It is a Bill to improve the Residential Tenancies Act. This included changes we’ve told the government need to happen to protect small hard-working landlords across Ontario and avoid a mass sell-off!
These are difficult times for everyone. So many people are out of work and many have even been fired from their jobs. We know this and the new changes work to help everyone.
Bill 184 Is Called “The Protecting Tenants and Strengthening Community Housing Act 2020”
Despite the name, this bill makes some positive changes for landlords.
For small landlords the the three most important changes are:
1. No More “Trial By Ambush”
Before this change in the law tenants were able to raise repair issues at eviction hearings without notifying the landlord of any problems first.
They didn’t need proof, they just had to bring up issues to get the Hearing cancelled and a new Hearing set for a later…usually many months later that many tenants still didn’t pay rent!
Many of our members faced unscrupulous and dirty tenant reps. who used what was intended to protect tenants instead to be a trick and legal weapon.
We have small landlords who even said dirty “reps” warned landlords “no house is perfect!” (meaning “I can ambush you to delay evictions!”) as a negotiating tactic to get landlords to pay money for tenants to move or they would use this to delay the eviction by months!

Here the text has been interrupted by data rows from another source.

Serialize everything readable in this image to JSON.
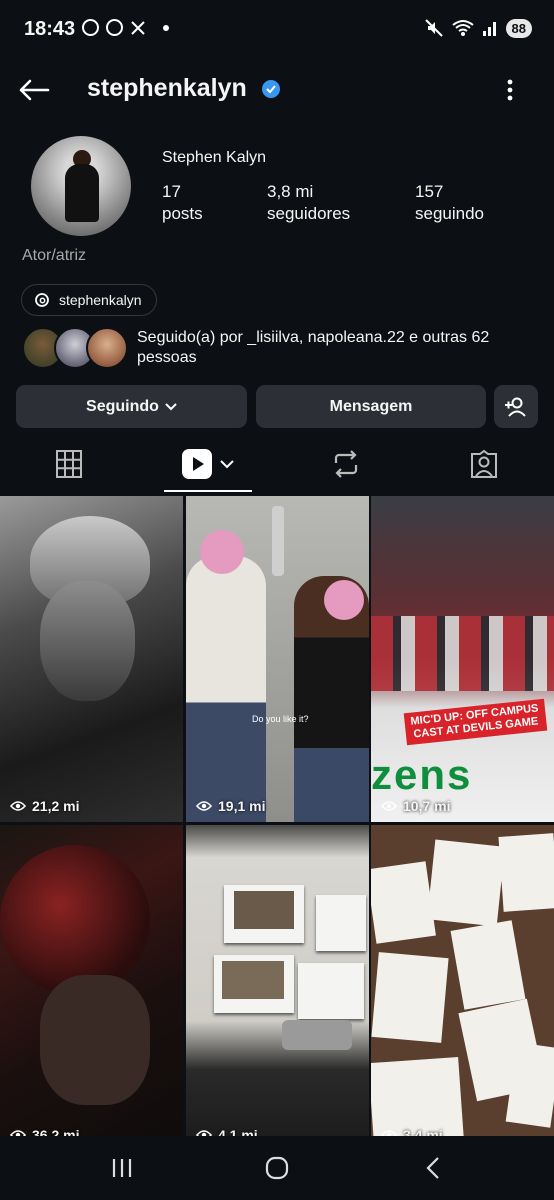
{
  "status_bar": {
    "time": "18:43",
    "battery": "88"
  },
  "header": {
    "username": "stephenkalyn"
  },
  "profile": {
    "full_name": "Stephen Kalyn",
    "stats": [
      {
        "number": "17",
        "label": "posts"
      },
      {
        "number": "3,8 mi",
        "label": "seguidores"
      },
      {
        "number": "157",
        "label": "seguindo"
      }
    ],
    "category": "Ator/atriz",
    "threads_handle": "stephenkalyn",
    "followed_by": "Seguido(a) por _lisiilva, napoleana.22 e outras 62 pessoas"
  },
  "actions": {
    "following_label": "Seguindo",
    "message_label": "Mensagem"
  },
  "grid": [
    {
      "views": "21,2 mi"
    },
    {
      "views": "19,1 mi",
      "subtitle": "Do you like it?"
    },
    {
      "views": "10,7 mi",
      "caption": "MIC'D UP: OFF CAMPUS\nCAST AT DEVILS GAME",
      "sign": "zens"
    },
    {
      "views": "36,2 mi"
    },
    {
      "views": "4,1 mi"
    },
    {
      "views": "3,4 mi"
    }
  ]
}
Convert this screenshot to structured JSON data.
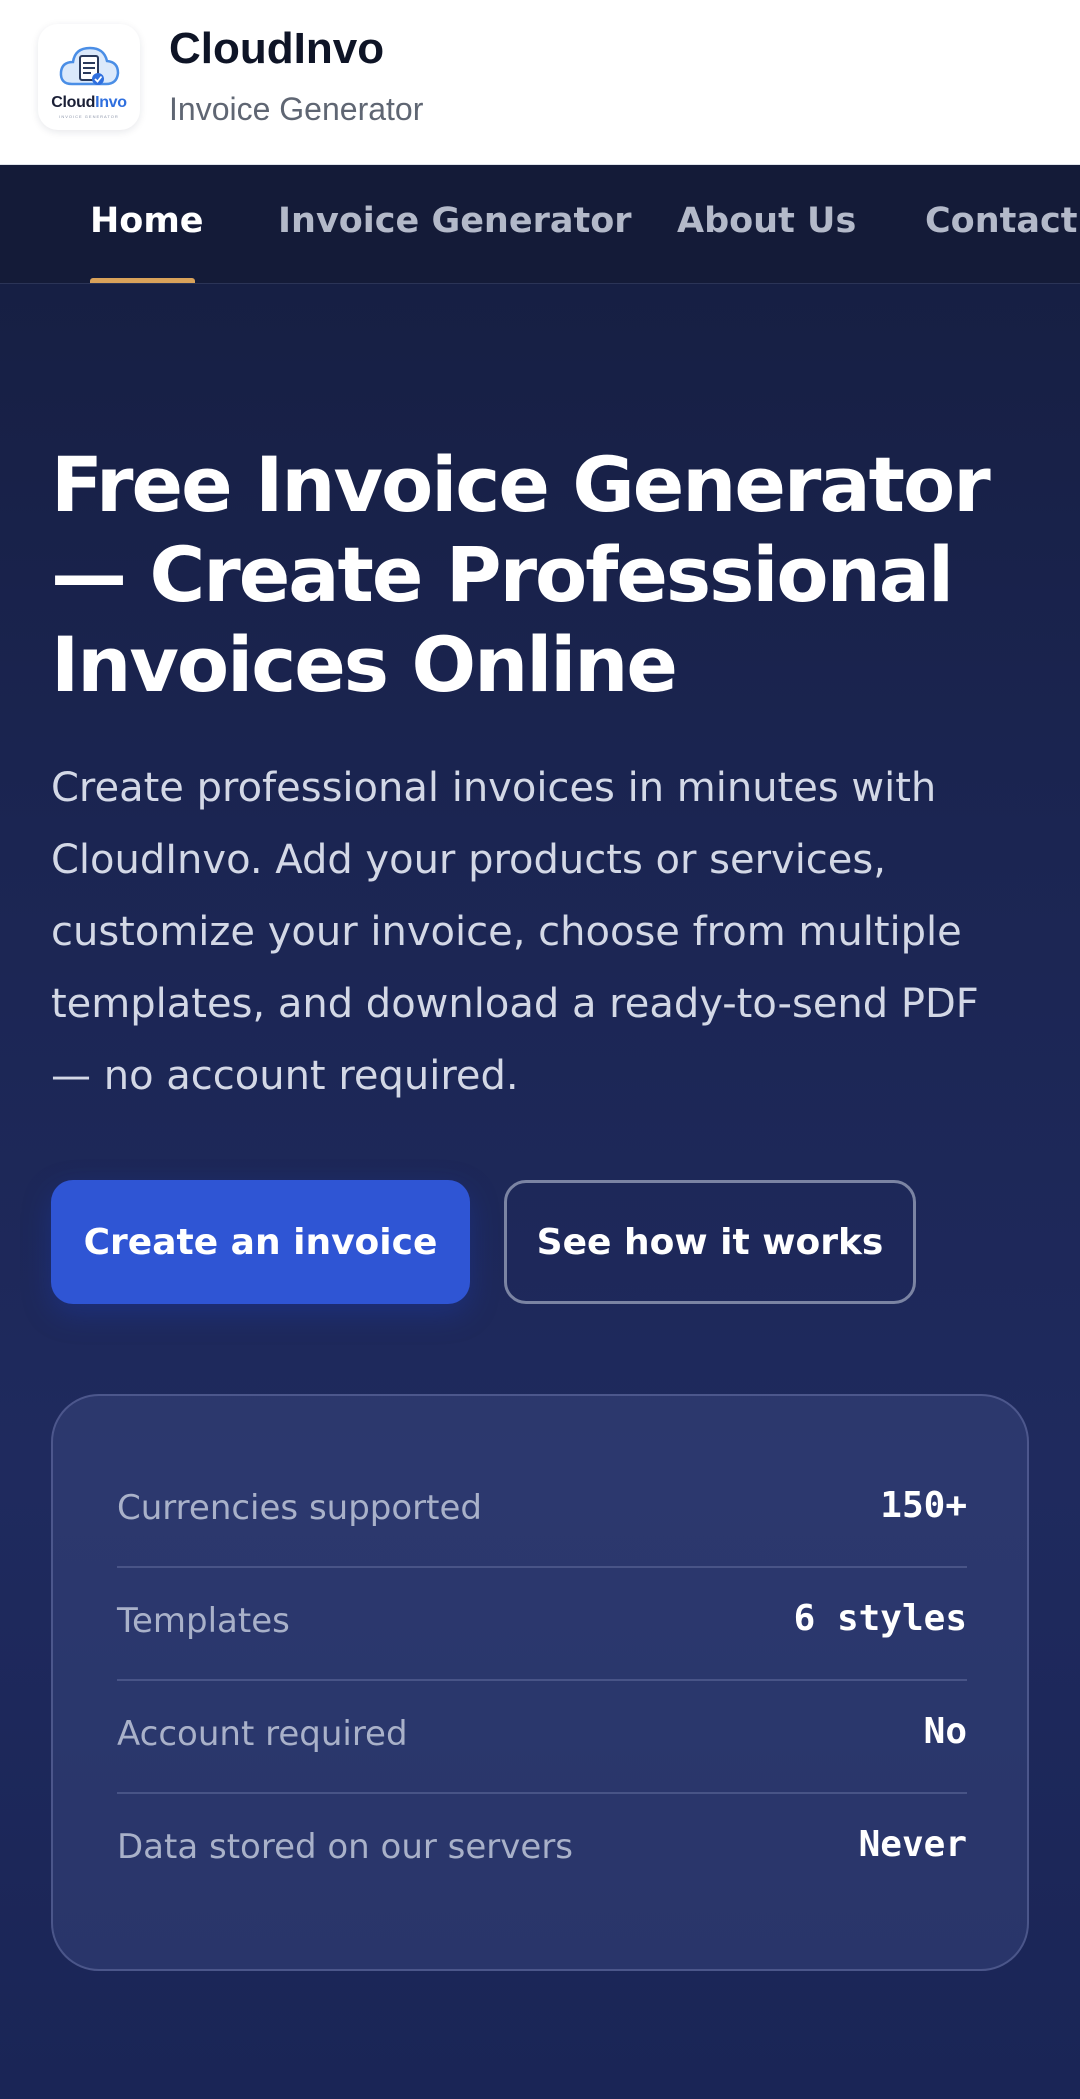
{
  "header": {
    "logo_text_main": "Cloud",
    "logo_text_accent": "Invo",
    "logo_tagline": "INVOICE GENERATOR",
    "brand_name": "CloudInvo",
    "brand_subtitle": "Invoice Generator",
    "logo_icon": "cloud-invoice-icon"
  },
  "nav": {
    "items": [
      {
        "label": "Home",
        "active": true
      },
      {
        "label": "Invoice Generator",
        "active": false
      },
      {
        "label": "About Us",
        "active": false
      },
      {
        "label": "Contact",
        "active": false
      }
    ],
    "active_underline_color": "#d9a25a"
  },
  "hero": {
    "title_lines": [
      "Free Invoice Generator",
      "— Create Professional",
      "Invoices Online"
    ],
    "description_lines": [
      "Create professional invoices in minutes with",
      "CloudInvo. Add your products or services,",
      "customize your invoice, choose from multiple",
      "templates, and download a ready-to-send PDF",
      "— no account required."
    ],
    "primary_button": "Create an invoice",
    "secondary_button": "See how it works"
  },
  "stats": [
    {
      "label": "Currencies supported",
      "value": "150+"
    },
    {
      "label": "Templates",
      "value": "6 styles"
    },
    {
      "label": "Account required",
      "value": "No"
    },
    {
      "label": "Data stored on our servers",
      "value": "Never"
    }
  ],
  "colors": {
    "primary": "#2f55d4",
    "background": "#1b2552",
    "accent": "#d9a25a"
  }
}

Now that Bill 184 passed, tenants need to give notice in writing of these complaints before a hearing occurs. This will allow good landlords to make the repairs needed.
We have had thousands of reports of the years of tenant representatives bringing up imaginary “problems” with the rental property as a tactic to delay an eviction.
This has now ended and this dirty legal trick has been eliminated.
2. Allows Landlords To Pursue Tenants For Rent and Utilities Arrears Through the LTB, Instead of Small Claims Court
This is helpful because small claims court can take a lot of time to get a court date (up to a year or more) and you have to find your tenants to serve them.
Again, this will mostly help the large REIT corporate landlords who have their own legal teams. But it can help small landlords, especially when it comes to unpaid utilities.
3. Tenants Who Don’t Fulfill Their Payment Plans Get Evicted With No Hearing (which can take months)
When landlords apply to evict tenants for late rent, the tribunal can help mediate “payment plans” between the landlord and the tenant.
That sounds great. Not really. The problem is the mediation happens when the landlord finally gets a Hearing date at the landlord and tenant board.
Even before the corona virus, landlords had to wait months to get a Hearing date because of so many cases and too few LTB “adjudicators” (judges).
Under the new law, landlords and tenants can make their own “payment plans” together without having to wait months for an LTB Hearing.
If tenants are unable to fulfill the repayment agreements, landlords would not necessarily have to go back to the tribunal for an eviction hearing with the tenant.
And tenants who tried to work with their landlord will get special consideration if it does go to a hearing versus tenants who simply refused to pay rent.
What About Helping Good Tenants?
There are changes that won’t impact good landlords but will help tenants deal with ‘bad apple’ investors.
For example, if you want to evict someone for your own use you have to give up your privacy rights and tell the LTB if you have done this before in the past couple years.
Since small landlords only use this option if they have children who need a place, or they sell their own property and move in to their rental to live, it won’t be an issue.
And fines for bad faith actions like”renovictions” have increased.
Most bad faith ‘renovictions” are from corporate landlords not from small landlords.
Good landlords want to cooperate with good tenants!
These new changes just strengthen this relationship by allowing landlords to act fast to deal with tenants who didn’t fulfill their side of the deal.
It also allows tenants more rights to fight against landlords trying to abuse the system.
This is a positive ‘first step’ in balancing the unbalanced pro-bad tenant policies create by the Liberals under McGuinty and Wynne.
New Laws Are Good, But Landlords Still Need More Changes
For example, the ability to charge damage deposits, shorter time frames for evictions for non payment and laws to protect landlords and tenants from those who are violent or abusive.